The Hindu Kush Himalayan region greatly influences monsoon season during Indian summers. Over the last 60 years, the Hindu Kush Himalayan (HKH) region has witnessed extreme changes with extreme with extreme warm weather that was unknown to this region previously.
It is thought that climate change has led to extreme changes in weather patterns across India; especially in the Himalayan range, which is simultaneously important ecologically but fragile.
The HKH region is part of the Himalayan mountain range, is 3,500 square kilmoteres in size, and spans across eight different countries including India, Nepal, and China.

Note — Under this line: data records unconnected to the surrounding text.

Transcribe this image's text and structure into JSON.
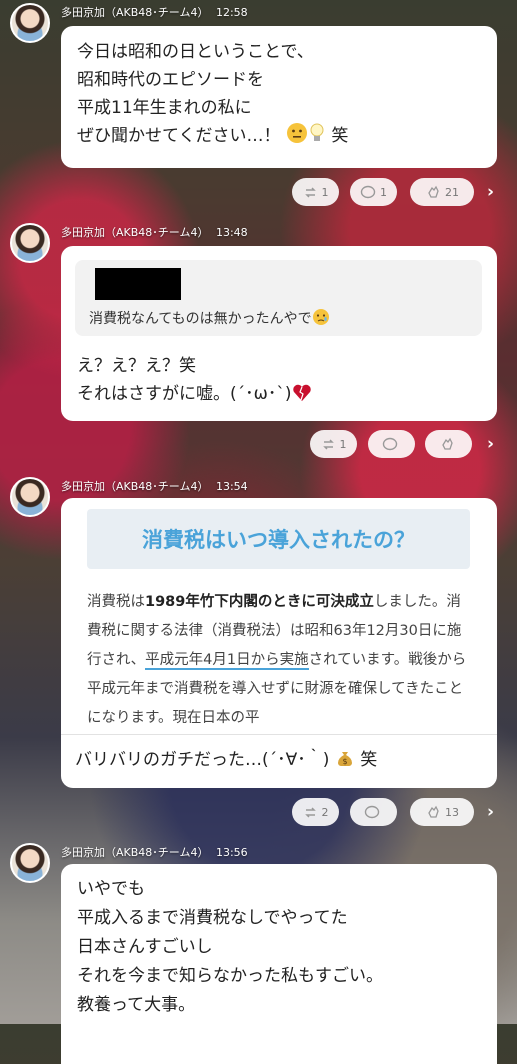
{
  "messages": [
    {
      "author": "多田京加（AKB48･チーム4）",
      "time": "12:58",
      "text": "今日は昭和の日ということで、\n昭和時代のエピソードを\n平成11年生まれの私に\nぜひ聞かせてください…！",
      "text_suffix": "笑",
      "reactions": {
        "repost": "1",
        "comment": "1",
        "clap": "21"
      }
    },
    {
      "author": "多田京加（AKB48･チーム4）",
      "time": "13:48",
      "quote": "消費税なんてものは無かったんやで",
      "text": "え？え？え？笑\nそれはさすがに嘘。(´･ω･`)",
      "reactions": {
        "repost": "1",
        "comment": "",
        "clap": ""
      }
    },
    {
      "author": "多田京加（AKB48･チーム4）",
      "time": "13:54",
      "article_title": "消費税はいつ導入されたの？",
      "article_body_1": "消費税は",
      "article_body_bold": "1989年竹下内閣のときに可決成立",
      "article_body_2": "しました。消費税に関する法律（消費税法）は昭和63年12月30日に施行され、",
      "article_body_underline": "平成元年4月1日から実施",
      "article_body_3": "されています。戦後から平成元年まで消費税を導入せずに財源を確保してきたことになります。現在日本の平",
      "text": "バリバリのガチだった…(´･∀･｀)",
      "text_suffix": "笑",
      "reactions": {
        "repost": "2",
        "comment": "",
        "clap": "13"
      }
    },
    {
      "author": "多田京加（AKB48･チーム4）",
      "time": "13:56",
      "text": "いやでも\n平成入るまで消費税なしでやってた\n日本さんすごいし\nそれを今まで知らなかった私もすごい。\n教養って大事。"
    }
  ]
}
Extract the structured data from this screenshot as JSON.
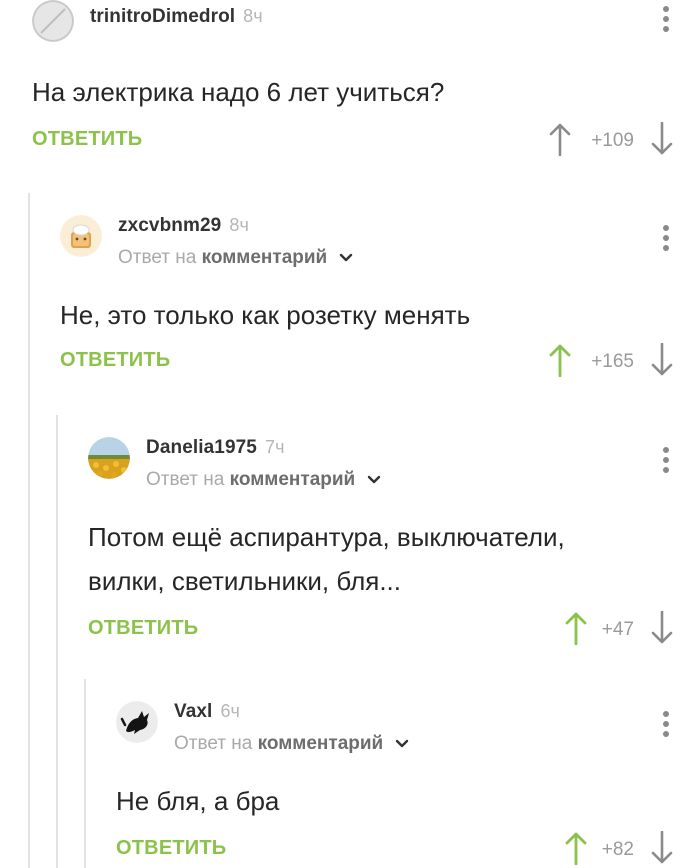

Ten of India’s states fall under this region which include Jammu and Kashmir, Himachal Pradesh, Uttarakhan, Sikkim, Arunachal Pradesh, Meghalaya, Nagaland, Manipur, Mizoram, Tripura, and hill regions of Assam and West Bengal.
This region is known to be a heat source in summers and a heat sink in winters.
According to a climate assessment released earlier this year in February by the International Centre for Integrated Mountain Development (ICIMOD), a Kathmandu-based intergovernmental body, the mountain in the HKH region have been heating up at a much faster rate than the global average.
Drastic changes in heat weather patterns have occurred over the past 60 years with warm nights increasing by 1.7 per decade and warm days increasing by 1.2 per decade.
Along with these findings, there has been excessive rainfall that has led to deluges, flash floods, and cloud bursts, which before witnessed extreme heatwaves and was high-deficit in rainfall.
Many districts in Arunachal Pradesh were under severe rain deficit until the first week of July; after which extreme rainfall occurred causing floods that mainly affected the Tawang and West Kameng districts in the state.
Four of Assams districts – Dhuburi, Kokrajhar, Bongaigaon, Barpeta – witnessed the most severe rainfall and flooding in the state between the end of June and the end of July. The flood conditions did not relent until August 6.
Flooding struck Meghalaya in mid-July with the Khasi and Garo hills witnessing the most extreme rainfall.
In Uttarakhand, the most extreme rainfall and flooding occurred in a varied pattern between July and August. Local flash floods and landslides hit districts such as Nainital, Bageshwar and Tehri Garhwal. Cloudbursts also hit the region.
According to some reports, at least 22 people, including two people from Nepal, died and others were injured due to extreme rain and flooding in Himachal Pradesh. The report added that in the Kathua and Samba districts of Jammu and Kashmir, heavy rainfall led to flash floods, raised water level in major rivers like the Tawi, and left low-lying areas submerged in water.
According to a report published by the India Meteorological Department (IMD), degrading ecosystems, outmigration as well as increase in air pollution could be behind the rampant climate change observed in the HKH region.
According to the report, even implementing the most ambitious goal of restricting global greenhouse gas emissions to 1.5 degrees Celsius recommended in the Paris Agreement would lead to 2.1 degrees rise in temperatures by the end of the century.
While human-induced climate change has spiked the frequency and intensity of daily temperature extremes since the mid-20th century, it has been much evident in 2019. Countries across the globe have seen record-breaking extreme temperatures, starting from January, and have experienced climate related events such as coldwave, heatwave, floods, drought and cyclones, among others.
While the frequency and intensity of daily temperature extremes have spiked since the mid-20th Century, these changes have become much more evident in 2019. It is thought that these drastic changes in weather patterns are due to climate change which is human induced. All over the world, there are reports of record-breaking temperature extremes, cold waves, heat waves, droughts, cyclones, and other extreme weather patterns.
Original Source: DownToEarth